Everything we learn deals with these finer points about people. When we read a fictional work about a girl who dies as a result of a decade-long battle with cancer, we can ponder about whether or not the author has experienced this form of sorrow. No longer do I gloss over the deeper details of people. Instead, I swim around in them, open my eyes despite the burning sensation from either the water or the murkiness within the moments, and I embrace them, whether or not the water is cold. Temperatures used to matter to me, but they don’t anymore. They were simply stepping-stones to a greater understanding about the process of education.
While the image of a classroom setting may present itself when the word “education” appears, this is not the only instance of earning an education. Most of what we learn is developed through trial-and-error, the act of gaining a friendship, the scenario of losing a loved one, and reading through works we enjoy. What we choose to learn about is where our true passions lie, and we cannot prevent these momentous aspects of our interest from coming to the forefront. When we find a heavy interest in the anatomy of a person, we begin to understand our mind’s desire to venture into the world of medicine. When we find a heavy interest in the formation and lyricism between words, our minds wander to the possibilities of telling stories in the written form. What we further educate ourselves about is where we need to be.

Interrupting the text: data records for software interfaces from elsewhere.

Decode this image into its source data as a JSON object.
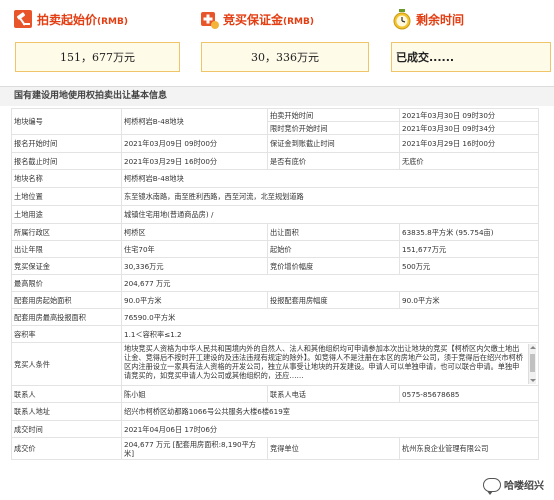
{
  "summary": {
    "start_price": {
      "label": "拍卖起始价",
      "unit": "(RMB)",
      "value": "151，677万元"
    },
    "deposit": {
      "label": "竞买保证金",
      "unit": "(RMB)",
      "value": "30，336万元"
    },
    "time_left": {
      "label": "剩余时间",
      "value": "已成交......"
    }
  },
  "section_title": "国有建设用地使用权拍卖出让基本信息",
  "rows": {
    "r1": {
      "k1": "地块编号",
      "v1": "柯桥柯岩B-48地块",
      "k2a": "拍卖开始时间",
      "v2a": "2021年03月30日 09时30分",
      "k2b": "限时竞价开始时间",
      "v2b": "2021年03月30日 09时34分"
    },
    "r2": {
      "k1": "报名开始时间",
      "v1": "2021年03月09日 09时00分",
      "k2": "保证金到账截止时间",
      "v2": "2021年03月29日 16时00分"
    },
    "r3": {
      "k1": "报名截止时间",
      "v1": "2021年03月29日 16时00分",
      "k2": "是否有底价",
      "v2": "无底价"
    },
    "r4": {
      "k1": "地块名称",
      "v1": "柯桥柯岩B-48地块"
    },
    "r5": {
      "k1": "土地位置",
      "v1": "东至镜水南路，南至胜利西路，西至河流，北至规划道路"
    },
    "r6": {
      "k1": "土地用途",
      "v1": "城镇住宅用地(普通商品房) /"
    },
    "r7": {
      "k1": "所属行政区",
      "v1": "柯桥区",
      "k2": "出让面积",
      "v2": "63835.8平方米 (95.754亩)"
    },
    "r8": {
      "k1": "出让年限",
      "v1": "住宅70年",
      "k2": "起始价",
      "v2": "151,677万元"
    },
    "r9": {
      "k1": "竞买保证金",
      "v1": "30,336万元",
      "k2": "竞价增价幅度",
      "v2": "500万元"
    },
    "r10": {
      "k1": "最高限价",
      "v1": "204,677 万元"
    },
    "r11": {
      "k1": "配套用房起始面积",
      "v1": "90.0平方米",
      "k2": "投报配套用房幅度",
      "v2": "90.0平方米"
    },
    "r12": {
      "k1": "配套用房最高投报面积",
      "v1": "76590.0平方米"
    },
    "r13": {
      "k1": "容积率",
      "v1": "1.1＜容积率≤1.2"
    },
    "r14": {
      "k1": "竞买人条件",
      "v1": "地块竞买人资格为中华人民共和国境内外的自然人、法人和其他组织均可申请参加本次出让地块的竞买【柯桥区内欠缴土地出让金、竞得后不按时开工建设的及违法违规有规定的除外】。如竞得人不是注册在本区的房地产公司，须于竞得后在绍兴市柯桥区内注册设立一家具有法人资格的开发公司，独立从事受让地块的开发建设。申请人可以单独申请，也可以联合申请。单独申请竞买的，如竞买申请人为公司或其他组织的，还应……"
    },
    "r15": {
      "k1": "联系人",
      "v1": "陈小姐",
      "k2": "联系人电话",
      "v2": "0575-85678685"
    },
    "r16": {
      "k1": "联系人地址",
      "v1": "绍兴市柯桥区幼都路1066号公共服务大楼6楼619室"
    },
    "r17": {
      "k1": "成交时间",
      "v1": "2021年04月06日 17时06分"
    },
    "r18": {
      "k1": "成交价",
      "v1": "204,677 万元 [配套用房面积:8,190平方米]",
      "k2": "竞得单位",
      "v2": "杭州东良企业管理有限公司"
    }
  },
  "watermark": "哈喽绍兴",
  "colors": {
    "accent": "#e33d12",
    "box_border": "#f0c56a",
    "box_bg": "#fffbe9"
  }
}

While sitting in classrooms at early ages, we’re given the well-rounded design of learning: spelling, math, science, social studies, music, art, physical education, and English. We’re confined in classrooms, and the art of a structured classroom is at times restricting to those who wish to learn on their own. As we age, we still learn these topics, however, we dive deeper into these subjects. Once we reach the opportunity of achieving a higher education, we pick one of these to study for a set number of years. Then, within these chosen subject areas, we learn the basics. These basics then dive deeper into worlds we wouldn’t have known had we never experienced the need to pursue these interests.
Sometimes, we leave our classrooms feeling curious. We realize the perplexities behind an author’s ideas, or we are drawn to the way his or her words implanted themselves into our minds. From here, we feel pulled to learn more, discover more. This is why I’ve always loved learning. There is never a stopping point to within the world of being curious, and there’s always room for new findings, new discoveries, and new moments of pondering.

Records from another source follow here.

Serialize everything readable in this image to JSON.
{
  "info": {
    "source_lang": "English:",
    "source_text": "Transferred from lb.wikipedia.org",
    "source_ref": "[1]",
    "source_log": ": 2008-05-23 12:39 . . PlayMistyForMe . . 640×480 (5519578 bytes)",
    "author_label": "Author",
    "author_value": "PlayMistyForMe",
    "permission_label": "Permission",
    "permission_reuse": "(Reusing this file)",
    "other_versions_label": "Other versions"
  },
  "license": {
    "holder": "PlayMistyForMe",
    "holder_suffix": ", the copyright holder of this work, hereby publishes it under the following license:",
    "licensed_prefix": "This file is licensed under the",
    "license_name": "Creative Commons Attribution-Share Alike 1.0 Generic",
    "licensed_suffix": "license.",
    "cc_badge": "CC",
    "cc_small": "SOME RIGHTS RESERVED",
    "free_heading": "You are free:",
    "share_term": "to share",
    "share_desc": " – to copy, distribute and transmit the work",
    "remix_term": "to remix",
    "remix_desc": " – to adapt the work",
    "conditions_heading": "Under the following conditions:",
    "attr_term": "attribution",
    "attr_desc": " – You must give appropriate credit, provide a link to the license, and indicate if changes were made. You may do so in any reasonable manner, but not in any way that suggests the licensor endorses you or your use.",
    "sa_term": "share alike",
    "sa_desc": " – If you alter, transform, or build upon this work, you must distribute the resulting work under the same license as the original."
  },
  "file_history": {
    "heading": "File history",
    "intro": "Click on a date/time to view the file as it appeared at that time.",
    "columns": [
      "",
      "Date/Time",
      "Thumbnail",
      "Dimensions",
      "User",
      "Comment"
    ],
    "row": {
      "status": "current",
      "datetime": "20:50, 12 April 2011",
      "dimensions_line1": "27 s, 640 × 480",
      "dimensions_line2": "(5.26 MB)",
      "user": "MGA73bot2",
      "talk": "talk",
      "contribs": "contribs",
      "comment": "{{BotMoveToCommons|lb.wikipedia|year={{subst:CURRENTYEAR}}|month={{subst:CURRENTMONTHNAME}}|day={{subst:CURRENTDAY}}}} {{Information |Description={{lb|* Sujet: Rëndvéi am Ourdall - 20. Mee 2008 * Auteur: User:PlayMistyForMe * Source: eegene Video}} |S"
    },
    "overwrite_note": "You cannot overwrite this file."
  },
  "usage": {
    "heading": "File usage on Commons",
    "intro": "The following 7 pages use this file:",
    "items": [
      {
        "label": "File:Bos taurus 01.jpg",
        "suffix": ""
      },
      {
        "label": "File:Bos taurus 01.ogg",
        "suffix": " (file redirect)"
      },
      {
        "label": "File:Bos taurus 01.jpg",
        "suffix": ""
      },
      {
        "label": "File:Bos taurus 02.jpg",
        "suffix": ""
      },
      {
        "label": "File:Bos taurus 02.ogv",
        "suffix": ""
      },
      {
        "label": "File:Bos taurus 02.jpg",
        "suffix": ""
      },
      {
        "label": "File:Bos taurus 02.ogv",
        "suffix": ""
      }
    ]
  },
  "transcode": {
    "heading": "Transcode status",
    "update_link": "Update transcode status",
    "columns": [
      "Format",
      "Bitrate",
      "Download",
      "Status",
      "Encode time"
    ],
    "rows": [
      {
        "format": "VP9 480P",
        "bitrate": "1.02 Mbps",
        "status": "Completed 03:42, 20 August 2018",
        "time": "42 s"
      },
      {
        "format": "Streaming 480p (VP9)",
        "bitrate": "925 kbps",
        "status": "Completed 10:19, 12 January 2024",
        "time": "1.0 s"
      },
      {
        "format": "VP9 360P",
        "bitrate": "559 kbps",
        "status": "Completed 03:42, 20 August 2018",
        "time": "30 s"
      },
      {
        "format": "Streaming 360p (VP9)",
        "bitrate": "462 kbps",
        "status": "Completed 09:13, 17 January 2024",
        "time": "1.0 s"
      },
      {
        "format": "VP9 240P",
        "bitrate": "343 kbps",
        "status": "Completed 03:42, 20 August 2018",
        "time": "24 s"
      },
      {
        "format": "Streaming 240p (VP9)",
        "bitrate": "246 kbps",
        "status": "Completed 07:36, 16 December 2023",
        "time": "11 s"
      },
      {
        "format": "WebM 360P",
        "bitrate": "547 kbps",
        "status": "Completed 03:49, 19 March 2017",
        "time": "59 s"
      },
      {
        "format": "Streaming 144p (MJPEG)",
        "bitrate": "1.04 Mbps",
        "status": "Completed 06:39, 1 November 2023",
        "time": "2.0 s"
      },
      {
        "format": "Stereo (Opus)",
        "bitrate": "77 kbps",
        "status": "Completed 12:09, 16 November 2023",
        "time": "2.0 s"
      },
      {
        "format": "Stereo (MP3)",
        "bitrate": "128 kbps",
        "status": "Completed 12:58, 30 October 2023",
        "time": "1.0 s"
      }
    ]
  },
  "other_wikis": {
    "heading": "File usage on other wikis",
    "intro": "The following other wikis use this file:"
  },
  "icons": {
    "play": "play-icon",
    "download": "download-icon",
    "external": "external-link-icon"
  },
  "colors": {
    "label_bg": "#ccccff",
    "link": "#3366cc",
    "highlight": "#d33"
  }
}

A good education will leave us wondering. It will leave us curious. Even though I no longer worry myself with the numbers on the temperature scale, I have found within myself an ever-present, never-ceasing trait: When I want to know something, I feel a pull to understand it. Once I understand it, I feel the need to know more, comprehend more, and understand each intricate aspect of the subject. An education is good for setting the foundation and allowing us to understand the basics. The process of learning for our personal selves, however, is never-ending, and this is why the absorption of knowledge will never cease to amaze me.
Lauren is a Ball State University alumna with a Bachelor's degree in English and a concentration in Creative Writing. She enjoys breakfast for dinner with a side of literary enjoyment.